When a baby does not pass the newborn hearing screening, it does NOT necessarily mean that he or she has a hearing loss.
Babies with normal hearing can fail the newborn hearing screening test due to:
Even though most babies will pass the follow-up hearing testing, it is VERY important to take your baby for follow-up testing. This is the best way to be SURE about your baby's hearing.
It is also important to return for follow-up testing because if your baby does have a permanent hearing loss,
early intervention is a key to your child's success. Evidence shows the sooner you can give your child the resources they need, the better they will learn speech and language, the better they will do academically and the better they will do socially and emotionally as they grow older.
Sometimes babies can pass a hearing test and still have hearing loss. Some mild hearing loss that affects only some pitches may not be picked up by the screening test.
Some infants have hearing loss that is not present at birth. These babies are born with normal hearing, but develop a hearing loss later due to accident, use of certain medications, illness or genetics. Regardless of your baby's age, there are safe and accurate tests that can be used to measure how your baby hears.

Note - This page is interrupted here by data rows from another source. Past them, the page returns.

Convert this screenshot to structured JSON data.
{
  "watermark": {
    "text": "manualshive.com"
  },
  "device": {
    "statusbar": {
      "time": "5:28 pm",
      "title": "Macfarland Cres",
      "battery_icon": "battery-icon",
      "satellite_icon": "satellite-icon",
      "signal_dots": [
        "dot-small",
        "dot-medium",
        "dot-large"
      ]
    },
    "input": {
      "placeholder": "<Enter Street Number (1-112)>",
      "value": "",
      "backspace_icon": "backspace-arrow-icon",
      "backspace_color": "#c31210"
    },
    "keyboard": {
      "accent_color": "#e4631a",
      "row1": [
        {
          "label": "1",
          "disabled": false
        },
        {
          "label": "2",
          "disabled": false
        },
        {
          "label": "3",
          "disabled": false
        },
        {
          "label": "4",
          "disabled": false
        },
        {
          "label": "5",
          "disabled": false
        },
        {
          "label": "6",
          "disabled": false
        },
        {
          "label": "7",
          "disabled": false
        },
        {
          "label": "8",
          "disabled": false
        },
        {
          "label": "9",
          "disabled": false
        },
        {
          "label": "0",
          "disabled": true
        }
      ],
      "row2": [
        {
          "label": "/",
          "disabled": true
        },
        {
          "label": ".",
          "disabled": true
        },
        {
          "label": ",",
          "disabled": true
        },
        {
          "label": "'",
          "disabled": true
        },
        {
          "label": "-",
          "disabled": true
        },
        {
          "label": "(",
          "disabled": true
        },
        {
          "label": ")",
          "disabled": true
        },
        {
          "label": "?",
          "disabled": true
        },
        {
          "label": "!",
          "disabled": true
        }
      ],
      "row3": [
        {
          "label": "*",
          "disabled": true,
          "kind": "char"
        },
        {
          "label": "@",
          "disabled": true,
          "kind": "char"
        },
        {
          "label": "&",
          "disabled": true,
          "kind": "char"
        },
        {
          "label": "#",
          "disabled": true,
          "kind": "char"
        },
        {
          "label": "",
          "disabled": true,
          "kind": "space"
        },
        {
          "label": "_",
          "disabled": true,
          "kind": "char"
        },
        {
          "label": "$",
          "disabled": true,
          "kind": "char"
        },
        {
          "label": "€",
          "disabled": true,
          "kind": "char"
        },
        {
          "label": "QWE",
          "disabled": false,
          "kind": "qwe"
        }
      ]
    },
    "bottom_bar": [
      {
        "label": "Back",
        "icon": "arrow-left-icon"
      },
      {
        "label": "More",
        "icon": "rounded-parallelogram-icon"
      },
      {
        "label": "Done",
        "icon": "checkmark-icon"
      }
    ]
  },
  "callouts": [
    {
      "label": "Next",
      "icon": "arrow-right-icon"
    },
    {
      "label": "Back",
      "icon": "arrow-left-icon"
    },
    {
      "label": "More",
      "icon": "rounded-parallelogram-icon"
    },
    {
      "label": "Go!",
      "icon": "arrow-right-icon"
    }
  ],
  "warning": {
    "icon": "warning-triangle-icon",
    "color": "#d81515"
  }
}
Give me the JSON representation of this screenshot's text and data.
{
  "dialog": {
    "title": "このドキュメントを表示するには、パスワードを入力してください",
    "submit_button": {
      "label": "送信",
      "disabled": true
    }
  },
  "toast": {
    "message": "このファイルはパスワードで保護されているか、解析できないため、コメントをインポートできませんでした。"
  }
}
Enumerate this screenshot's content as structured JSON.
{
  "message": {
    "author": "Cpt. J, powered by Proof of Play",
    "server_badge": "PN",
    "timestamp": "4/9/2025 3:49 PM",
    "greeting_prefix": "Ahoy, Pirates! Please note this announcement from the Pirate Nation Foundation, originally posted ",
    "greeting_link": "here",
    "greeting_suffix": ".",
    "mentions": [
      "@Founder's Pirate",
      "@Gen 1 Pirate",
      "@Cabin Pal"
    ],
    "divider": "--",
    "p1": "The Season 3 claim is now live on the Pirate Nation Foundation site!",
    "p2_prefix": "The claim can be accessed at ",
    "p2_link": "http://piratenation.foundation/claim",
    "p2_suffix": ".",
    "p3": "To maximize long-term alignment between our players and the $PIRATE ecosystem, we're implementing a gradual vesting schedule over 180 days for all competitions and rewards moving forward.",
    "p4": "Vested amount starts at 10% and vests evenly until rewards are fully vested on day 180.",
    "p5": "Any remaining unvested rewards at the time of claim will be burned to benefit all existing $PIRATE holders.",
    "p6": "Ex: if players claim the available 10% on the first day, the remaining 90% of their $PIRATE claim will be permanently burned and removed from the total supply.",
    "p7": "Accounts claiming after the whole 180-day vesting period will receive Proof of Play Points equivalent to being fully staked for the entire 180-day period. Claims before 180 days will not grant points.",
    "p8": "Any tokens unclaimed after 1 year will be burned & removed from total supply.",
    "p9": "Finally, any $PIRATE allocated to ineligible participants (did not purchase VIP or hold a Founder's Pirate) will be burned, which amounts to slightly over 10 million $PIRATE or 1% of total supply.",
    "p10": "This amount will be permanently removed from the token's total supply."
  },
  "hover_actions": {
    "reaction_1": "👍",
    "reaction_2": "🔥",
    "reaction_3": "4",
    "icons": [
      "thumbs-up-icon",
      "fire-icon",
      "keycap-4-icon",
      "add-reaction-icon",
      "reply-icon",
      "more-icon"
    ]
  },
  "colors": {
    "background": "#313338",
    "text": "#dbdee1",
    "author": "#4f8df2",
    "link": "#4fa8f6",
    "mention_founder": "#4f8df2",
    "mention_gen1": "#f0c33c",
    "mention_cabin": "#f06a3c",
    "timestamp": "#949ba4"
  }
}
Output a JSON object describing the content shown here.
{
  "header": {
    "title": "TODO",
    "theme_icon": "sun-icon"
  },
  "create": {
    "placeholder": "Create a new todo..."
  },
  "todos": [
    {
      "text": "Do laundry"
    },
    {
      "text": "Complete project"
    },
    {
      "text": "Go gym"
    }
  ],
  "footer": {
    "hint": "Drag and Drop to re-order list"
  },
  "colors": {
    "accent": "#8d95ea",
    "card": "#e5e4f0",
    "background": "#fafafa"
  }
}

If your baby has risk factors for a later-occurring hearing loss or if you have concerns about your child's responses to sound or his or her speech development, you should discuss this with your baby's doctor.